I am from bookworms and wanderers, who started in England and moved, step by step, generation by generation, westward to California and Alaska, by way of England, Massachusetts, Virginia, and roads west; watermelon that tasted like heaven grown from generations of seeds saved by my grandfather; and San Francisco sourdough French bread with salami and cheese picnics.

From Sarah Warren Osborne, who died waiting to be hung for witchcraft in Salem and the Putnams, who accused her; Etta Mace, who learned to read upside down by reading the Bible to her blind great-grandmother; Percy Herndon, who fought in World War I; my mother, who was a widow at 25 and who had newspaper covering the holes in the soles of her shoes when she remarried.

I am from a box of photos and several albums in my mother's closet filled with pictures of both identified and unidentified ancestors and relatives. From suddenly realizing that my sister looked like my grandmother's picture when grandma was 16. From looking at pictures of myself and my parents and seeing how loved I was.

I am also from my own generation -- an atheist with a sister who married a Palestinian from Kuwait and became Muslim and another sister who was once a B'hai missionary in Kotzebue, Alaska. A family that has, after an incredible number of generations of marrying only Colonial descendants from England, finally broken free and discovered diversity with a hey-nonny nonny! Which now includes a grand daughter whose other grands were originally from India, a great nephew who is black, a niece with a wife.

6 comments:

Marianne said...

This is beautiful! I'm going to make a pot of coffee and begin! Your life is so colorful, Jecelyn. I'm very curious to read my own. ;) Thank you for this. I'm having trouble finding the "read more" button. But, I've copied and pasted what I can find to a Word document and I'm going to begin. Thanks, Matianne

LauraHinNJ said...

Your are from so many diverse things!

I saw this on another blog awhile ago and meant to try it - will have to sit down with a pen and find my roots.

Thanks for sharing this - quite a read.

J said...

Hmmm...I don't know about the ancestor who worked her way west to avoid marriage! Loved your version. :)

Maya's Granny said...

J -- that was my grandmother Hunt.

kenju said...

Very interesting reading! I have been going to write a where I'm from ever since I first discovered them almost 2 years ago.

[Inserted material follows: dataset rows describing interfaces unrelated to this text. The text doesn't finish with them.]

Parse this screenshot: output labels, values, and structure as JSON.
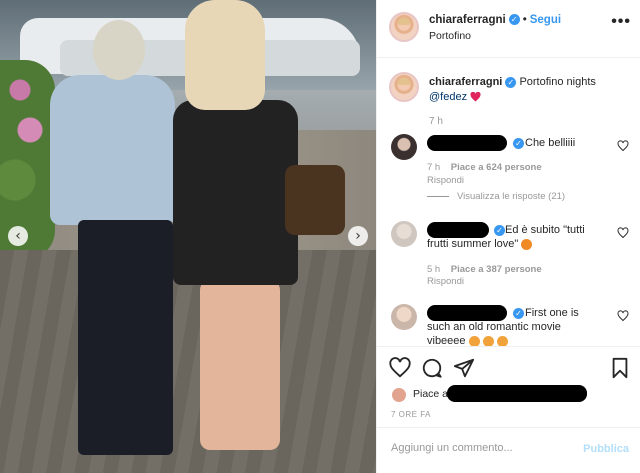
{
  "header": {
    "username": "chiaraferragni",
    "separator": "•",
    "follow_label": "Segui",
    "location": "Portofino",
    "more": "•••"
  },
  "caption": {
    "username": "chiaraferragni",
    "text": "Portofino nights",
    "mention": "@fedez",
    "time": "7 h"
  },
  "comments": [
    {
      "text": "Che belliiii",
      "time": "7 h",
      "likes": "Piace a 624 persone",
      "reply": "Rispondi",
      "view_replies": "Visualizza le risposte (21)"
    },
    {
      "text": "Ed è subito \"tutti",
      "text2": "frutti summer love\"",
      "time": "5 h",
      "likes": "Piace a 387 persone",
      "reply": "Rispondi"
    },
    {
      "text": "First one is",
      "text2": "such an old romantic movie",
      "text3": "vibeeee"
    }
  ],
  "likes": {
    "prefix": "Piace a",
    "age": "7 ORE FA"
  },
  "comment_box": {
    "placeholder": "Aggiungi un commento...",
    "publish_label": "Pubblica"
  },
  "colors": {
    "accent": "#3897f0",
    "publish_disabled": "#b2dffc",
    "heart_red": "#ed4956"
  }
}
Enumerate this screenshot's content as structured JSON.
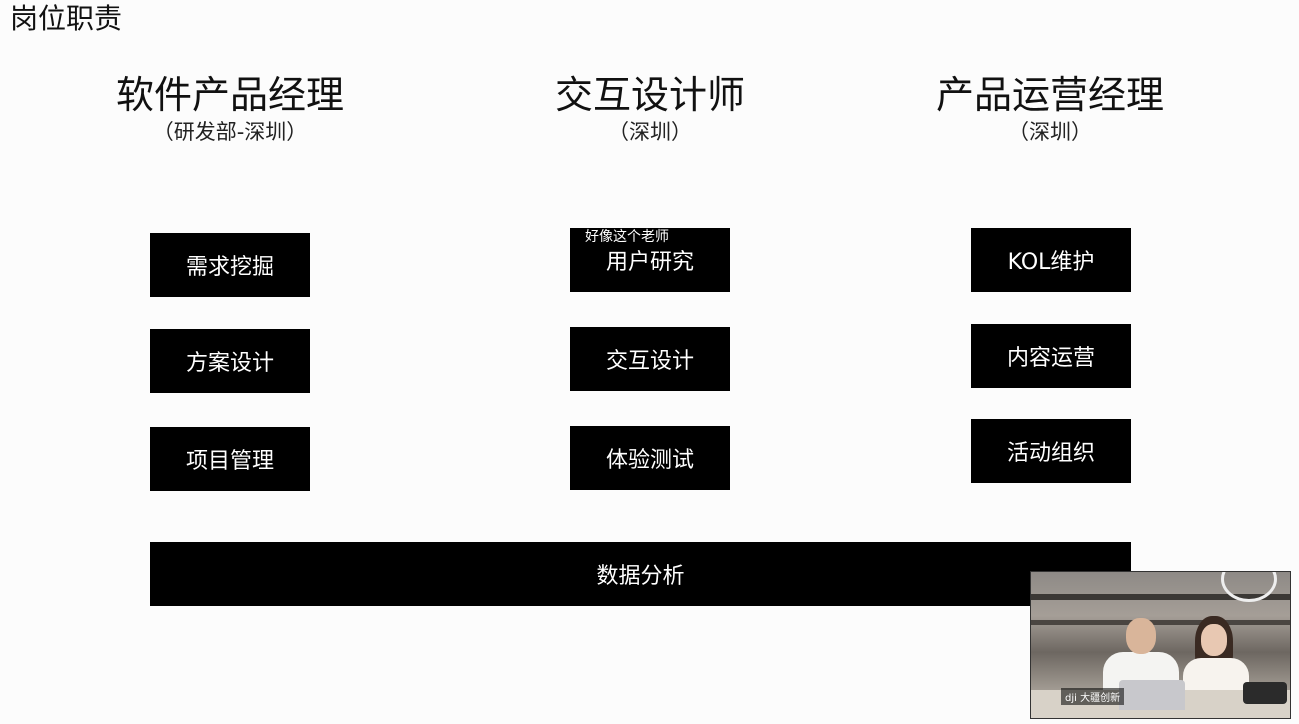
{
  "page": {
    "title": "岗位职责"
  },
  "columns": [
    {
      "role": "软件产品经理",
      "location": "（研发部-深圳）",
      "tasks": [
        "需求挖掘",
        "方案设计",
        "项目管理"
      ]
    },
    {
      "role": "交互设计师",
      "location": "（深圳）",
      "tasks": [
        "用户研究",
        "交互设计",
        "体验测试"
      ],
      "subtitle": "好像这个老师"
    },
    {
      "role": "产品运营经理",
      "location": "（深圳）",
      "tasks": [
        "KOL维护",
        "内容运营",
        "活动组织"
      ]
    }
  ],
  "shared_task": "数据分析",
  "video_overlay": {
    "brand_label": "dji 大疆创新"
  },
  "colors": {
    "box_bg": "#000000",
    "box_text": "#ffffff",
    "page_bg": "#fcfcfc"
  }
}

Maybe I should just start......LOL

Joy Des Jardins said...

You are an amazing lady J...honest and intelligent, with a most warm and genuine humor...and, you share it with all of us. How lucky we are. Loved this post.